__WORK TO COMPLETE__
Nothing in the listing should be altered when it is copied, and no picture goes into the copy.

__RECORDS FOR THE EXERCISE__
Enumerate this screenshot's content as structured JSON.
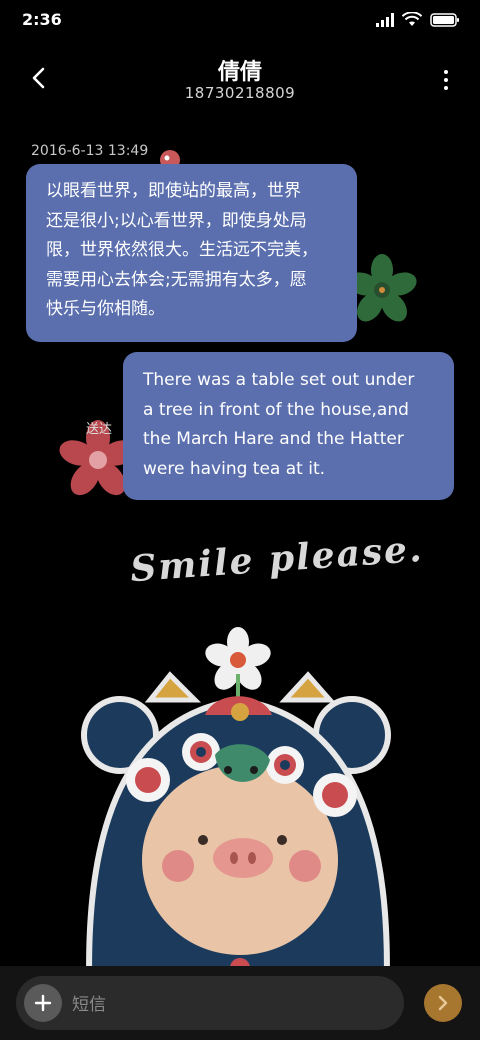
{
  "status_bar": {
    "time": "2:36",
    "icons": [
      "signal-icon",
      "wifi-icon",
      "battery-icon"
    ]
  },
  "header": {
    "contact_name": "倩倩",
    "phone_number": "18730218809",
    "back_icon": "back-arrow-icon",
    "menu_icon": "more-vertical-icon"
  },
  "conversation": {
    "timestamp": "2016-6-13 13:49",
    "messages": [
      {
        "direction": "incoming",
        "lines": [
          "以眼看世界，即使站的最高，世界",
          "还是很小;以心看世界，即使身处局",
          "限，世界依然很大。生活远不完美，",
          "需要用心去体会;无需拥有太多，愿",
          "快乐与你相随。"
        ]
      },
      {
        "direction": "outgoing",
        "lines": [
          "There was a table set out under",
          "a tree in front of the house,and",
          "the March Hare and the Hatter",
          "were having tea at it."
        ],
        "status": "送达"
      }
    ]
  },
  "wallpaper": {
    "text": "Smile please."
  },
  "compose": {
    "placeholder": "短信",
    "add_icon": "plus-icon",
    "send_icon": "send-arrow-icon"
  },
  "colors": {
    "bubble": "#5b6fae",
    "send_button": "#a8772f",
    "background": "#000000"
  }
}
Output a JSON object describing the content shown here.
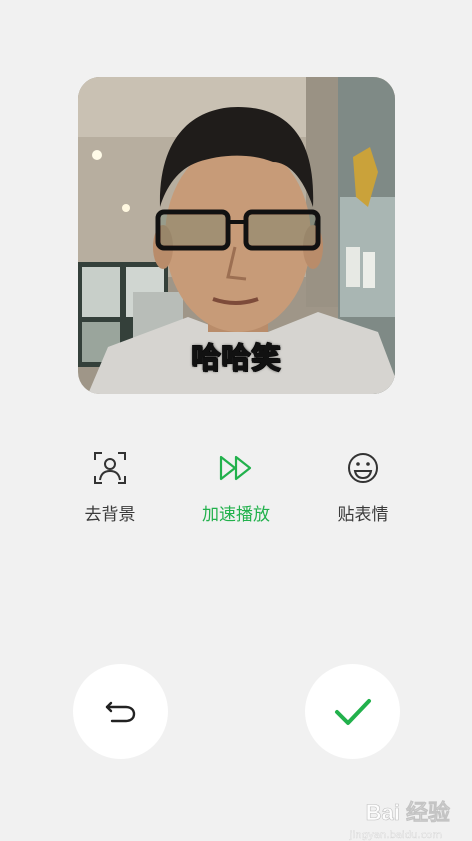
{
  "preview": {
    "caption": "哈哈笑"
  },
  "tools": [
    {
      "label": "去背景",
      "icon": "portrait-frame-icon",
      "active": false
    },
    {
      "label": "加速播放",
      "icon": "fast-forward-icon",
      "active": true
    },
    {
      "label": "贴表情",
      "icon": "smiley-icon",
      "active": false
    }
  ],
  "colors": {
    "background": "#f1f1f1",
    "accent": "#22b14c",
    "label": "#3b3b3b"
  },
  "buttons": {
    "undo_icon": "undo-arrow-icon",
    "confirm_icon": "checkmark-icon"
  },
  "watermark": {
    "brand": "Bai 经验",
    "url": "jingyan.baidu.com"
  }
}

__RESPONSE__
Enumerate this screenshot's content as structured JSON.
{
  "status_bar": {
    "time": "2:36",
    "icons": [
      "signal-icon",
      "wifi-icon",
      "battery-icon"
    ]
  },
  "header": {
    "contact_name": "倩倩",
    "phone_number": "18730218809",
    "back_icon": "back-arrow-icon",
    "menu_icon": "more-vertical-icon"
  },
  "conversation": {
    "timestamp": "2016-6-13 13:49",
    "messages": [
      {
        "direction": "incoming",
        "lines": [
          "以眼看世界，即使站的最高，世界",
          "还是很小;以心看世界，即使身处局",
          "限，世界依然很大。生活远不完美，",
          "需要用心去体会;无需拥有太多，愿",
          "快乐与你相随。"
        ]
      },
      {
        "direction": "outgoing",
        "lines": [
          "There was a table set out under",
          "a tree in front of the house,and",
          "the March Hare and the Hatter",
          "were having tea at it."
        ],
        "status": "送达"
      }
    ]
  },
  "wallpaper": {
    "text": "Smile please."
  },
  "compose": {
    "placeholder": "短信",
    "add_icon": "plus-icon",
    "send_icon": "send-arrow-icon"
  },
  "colors": {
    "bubble": "#5b6fae",
    "send_button": "#a8772f",
    "background": "#000000"
  }
}
Output a JSON object describing the content shown here.
{
  "preview": {
    "caption": "哈哈笑"
  },
  "tools": [
    {
      "label": "去背景",
      "icon": "portrait-frame-icon",
      "active": false
    },
    {
      "label": "加速播放",
      "icon": "fast-forward-icon",
      "active": true
    },
    {
      "label": "贴表情",
      "icon": "smiley-icon",
      "active": false
    }
  ],
  "colors": {
    "background": "#f1f1f1",
    "accent": "#22b14c",
    "label": "#3b3b3b"
  },
  "buttons": {
    "undo_icon": "undo-arrow-icon",
    "confirm_icon": "checkmark-icon"
  },
  "watermark": {
    "brand": "Bai 经验",
    "url": "jingyan.baidu.com"
  }
}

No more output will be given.